University of Surrey

Test tubes in the lab Research in the ATI Dance Research

Neurodevelopmental Disorders Across the Lifespan: A neuroconstructivist approach

Farran, Emily K. and Karmiloff-Smith, Annette (2012) Neurodevelopmental Disorders Across the Lifespan: A neuroconstructivist approach Oxford Series in Developmental Cognkitive Neuroscience . Oxford University Press, USA, pp. 1-416. ISBN 9780191738166

Full text not available from this repository.

Abstract

Nowadays, it is widely accepted that there is no single influence (be it nature or nurture) on cognitive development. Cognitive abilities emerge as a result of interactions between gene expression, cortical and subcortical brain networks, and environmental influences. In recent years, our study of neurodevelopmental disorders has provided much valuable information on how genes, brain development, behaviour, and environment interact to influence development from infancy to adulthood. This book presents evidence on development across the lifespan across these multiple levels of description (genetic, brain, cognitive, environmental). It chooses a well-defined disorder, Williams syndrome (WS), to explore the impact of genes, brain development, behaviour, as well as the individual's environment on development. WS is used as a model disorder to demonstrate the book's approach to understanding development, whilst being presented in comparison to other neurodevelopmental disorders - autism, developmental dyscalculia, Down syndrome, dyslexia, fragile X syndrome, Prader-Willi syndrome, Specific Language Impairment, Turner syndrome - to illustrate differences in development across neurodevelopmental disorders. WS is particularly informative for exploring development. Firstly, it has been extensively researched at multiple levels: genes, brain, cognition, and behaviour as well as in terms of the difficulties of daily living and social interaction. Secondly, it has been studied across the lifespan, with many studies on infants and toddlers with WS as well as a large number on children, adolescents, and adults. The book also explores a number of domain-general and domain-specific processes in the verbal, non-verbal, and social domains, across numerous neurodevelopmental disorders. This illustrates, among other factors, the importance of developmental timing, i.e., that the development of a cognitive skill at a specific timepoint can impact on subsequent development within that domain, but also across domains. In addition, the chapters discuss the value of investigating basic-level abilities from as close to the infant start-state as possible, presenting evidence of where cross-syndrome comparisons have shed light on the cascading impacts of subtle similarities and discrepancies in early delay or deviance, on subsequent development.

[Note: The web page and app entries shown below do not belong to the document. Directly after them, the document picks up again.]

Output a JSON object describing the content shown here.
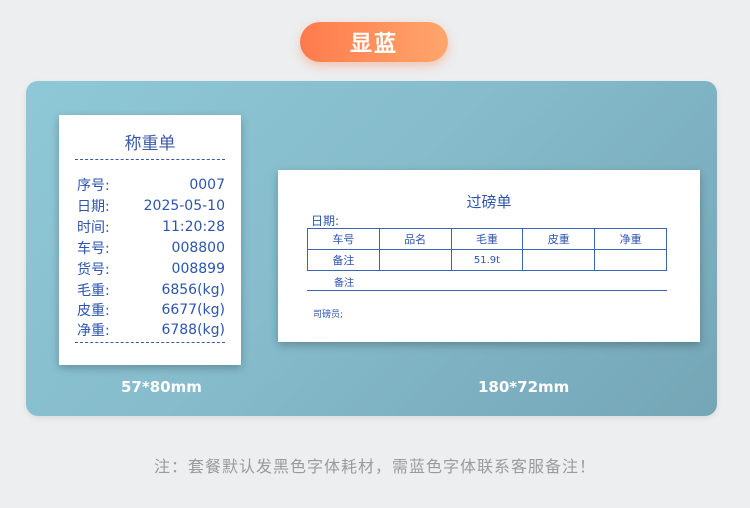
{
  "header": {
    "badge_label": "显蓝"
  },
  "receipt_57": {
    "title": "称重单",
    "rows": [
      {
        "label": "序号:",
        "value": "0007"
      },
      {
        "label": "日期:",
        "value": "2025-05-10"
      },
      {
        "label": "时间:",
        "value": "11:20:28"
      },
      {
        "label": "车号:",
        "value": "008800"
      },
      {
        "label": "货号:",
        "value": "008899"
      },
      {
        "label": "毛重:",
        "value": "6856(kg)"
      },
      {
        "label": "皮重:",
        "value": "6677(kg)"
      },
      {
        "label": "净重:",
        "value": "6788(kg)"
      }
    ],
    "size_label": "57*80mm"
  },
  "ticket_180": {
    "title": "过磅单",
    "date_label": "日期:",
    "columns": [
      "车号",
      "品名",
      "毛重",
      "皮重",
      "净重"
    ],
    "row": [
      "备注",
      "",
      "51.9t",
      "",
      ""
    ],
    "remark_label": "备注",
    "weigher_label": "司磅员;",
    "size_label": "180*72mm"
  },
  "footer": {
    "note": "注：套餐默认发黑色字体耗材，需蓝色字体联系客服备注！"
  },
  "colors": {
    "badge": "#ff8a56",
    "panel": "#86bccc",
    "ink": "#2c54b0"
  }
}
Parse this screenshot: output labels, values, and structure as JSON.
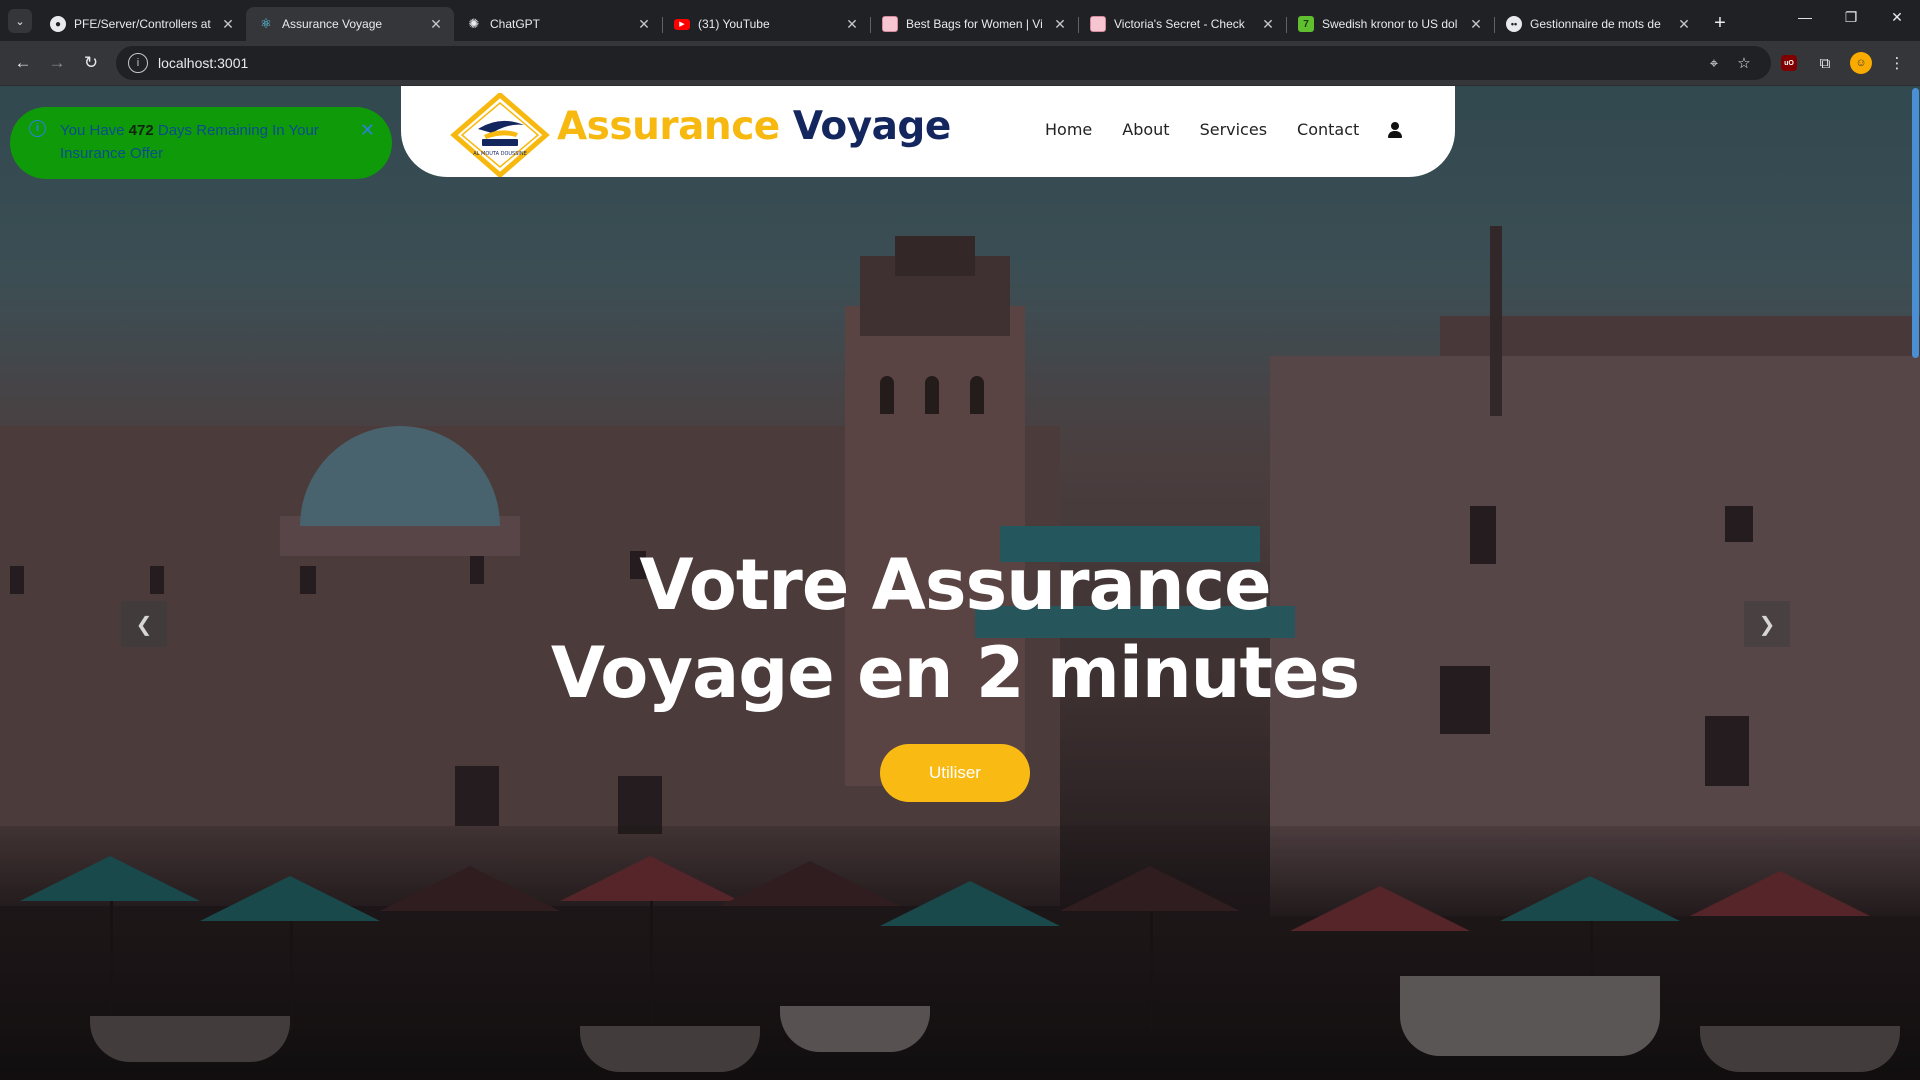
{
  "browser": {
    "tabs": [
      {
        "title": "PFE/Server/Controllers at",
        "favicon": "github-icon",
        "active": false
      },
      {
        "title": "Assurance Voyage",
        "favicon": "react-icon",
        "active": true
      },
      {
        "title": "ChatGPT",
        "favicon": "chatgpt-icon",
        "active": false
      },
      {
        "title": "(31) YouTube",
        "favicon": "youtube-icon",
        "active": false
      },
      {
        "title": "Best Bags for Women | Vi",
        "favicon": "victorias-secret-icon",
        "active": false
      },
      {
        "title": "Victoria's Secret - Check",
        "favicon": "victorias-secret-icon",
        "active": false
      },
      {
        "title": "Swedish kronor to US dol",
        "favicon": "currency-icon",
        "active": false
      },
      {
        "title": "Gestionnaire de mots de",
        "favicon": "password-manager-icon",
        "active": false
      }
    ],
    "url": "localhost:3001"
  },
  "site": {
    "brand_part1": "Assurance",
    "brand_part2": "Voyage",
    "nav": [
      "Home",
      "About",
      "Services",
      "Contact"
    ],
    "logo_caption": "AL MOUTA DOUSSINE"
  },
  "toast": {
    "text_before": "You Have ",
    "days": "472",
    "text_after": " Days Remaining In Your Insurance Offer"
  },
  "hero": {
    "title_line1": "Votre Assurance",
    "title_line2": "Voyage en 2 minutes",
    "cta_label": "Utiliser"
  },
  "colors": {
    "brand_yellow": "#f7b90f",
    "brand_navy": "#14265e",
    "toast_green": "#0f9a0a",
    "cta_yellow": "#f9bb13"
  }
}
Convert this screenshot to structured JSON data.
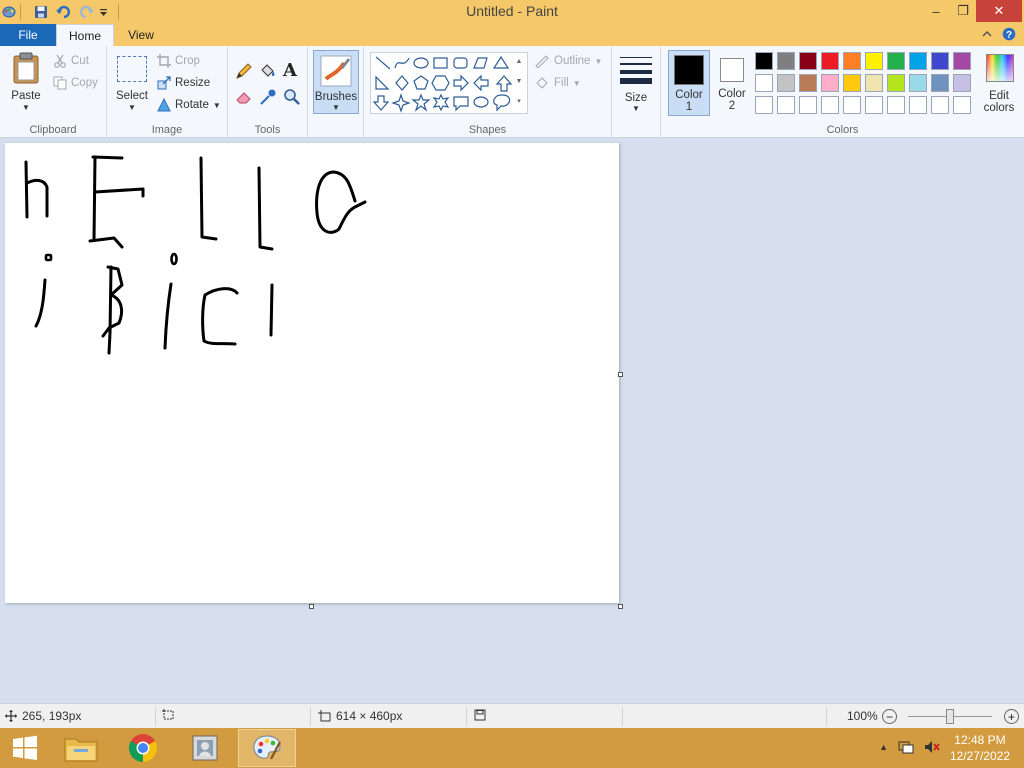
{
  "window": {
    "title": "Untitled - Paint",
    "controls": {
      "minimize": "–",
      "maximize": "❐",
      "close": "✕"
    }
  },
  "tabs": {
    "file": "File",
    "home": "Home",
    "view": "View"
  },
  "ribbon": {
    "clipboard": {
      "label": "Clipboard",
      "paste": "Paste",
      "cut": "Cut",
      "copy": "Copy"
    },
    "image": {
      "label": "Image",
      "select": "Select",
      "crop": "Crop",
      "resize": "Resize",
      "rotate": "Rotate"
    },
    "tools": {
      "label": "Tools"
    },
    "brushes": {
      "label": "Brushes"
    },
    "shapes": {
      "label": "Shapes",
      "outline": "Outline",
      "fill": "Fill"
    },
    "size": {
      "label": "Size"
    },
    "color1": {
      "line1": "Color",
      "line2": "1"
    },
    "color2": {
      "line1": "Color",
      "line2": "2"
    },
    "colors": {
      "label": "Colors",
      "edit_line1": "Edit",
      "edit_line2": "colors",
      "row1": [
        "#000000",
        "#7f7f7f",
        "#880015",
        "#ed1c24",
        "#ff7f27",
        "#fff200",
        "#22b14c",
        "#00a2e8",
        "#3f48cc",
        "#a349a4"
      ],
      "row2": [
        "#ffffff",
        "#c3c3c3",
        "#b97a57",
        "#ffaec9",
        "#ffc90e",
        "#efe4b0",
        "#b5e61d",
        "#99d9ea",
        "#7092be",
        "#c8bfe7"
      ],
      "row3": [
        "#ffffff",
        "#ffffff",
        "#ffffff",
        "#ffffff",
        "#ffffff",
        "#ffffff",
        "#ffffff",
        "#ffffff",
        "#ffffff",
        "#ffffff"
      ]
    }
  },
  "status": {
    "cursor_pos": "265, 193px",
    "canvas_size": "614 × 460px",
    "zoom": "100%"
  },
  "taskbar": {
    "time": "12:48 PM",
    "date": "12/27/2022"
  }
}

Item Type: Book
Divisions : Faculty of Health and Medical Sciences > School of Psychology
Authors :
NameEmailORCID
Farran, Emily K.e.farran@surrey.ac.uk
Karmiloff-Smith, Annette
Editors :
NameEmailORCID
Karmiloff-Smith, Annette
Farran, Emily K.e.farran@surrey.ac.uk
Date : 24 May 2012
DOI : 10.1093/acprof:oso/9780199594818.001.0001
Copyright Disclaimer : © Oxford University Press, 2012. All rights reserved.
Uncontrolled Keywords : Cognitive development; Gene expression; Brain networks; Environmental influences; Williams syndrome; Social interaction; Domains; Cross-syndrome comparisons
Depositing User : Diane Maxfield
Date Deposited : 01 Jul 2019 16:23
Last Modified : 01 Jul 2019 16:23
URI: http://epubs.surrey.ac.uk/id/eprint/850224

Actions (login required)

View Item View Item

Downloads

Downloads per month over past year


Information about this web site

© The University of Surrey, Guildford, Surrey, GU2 7XH, United Kingdom.
+44 (0)1483 300800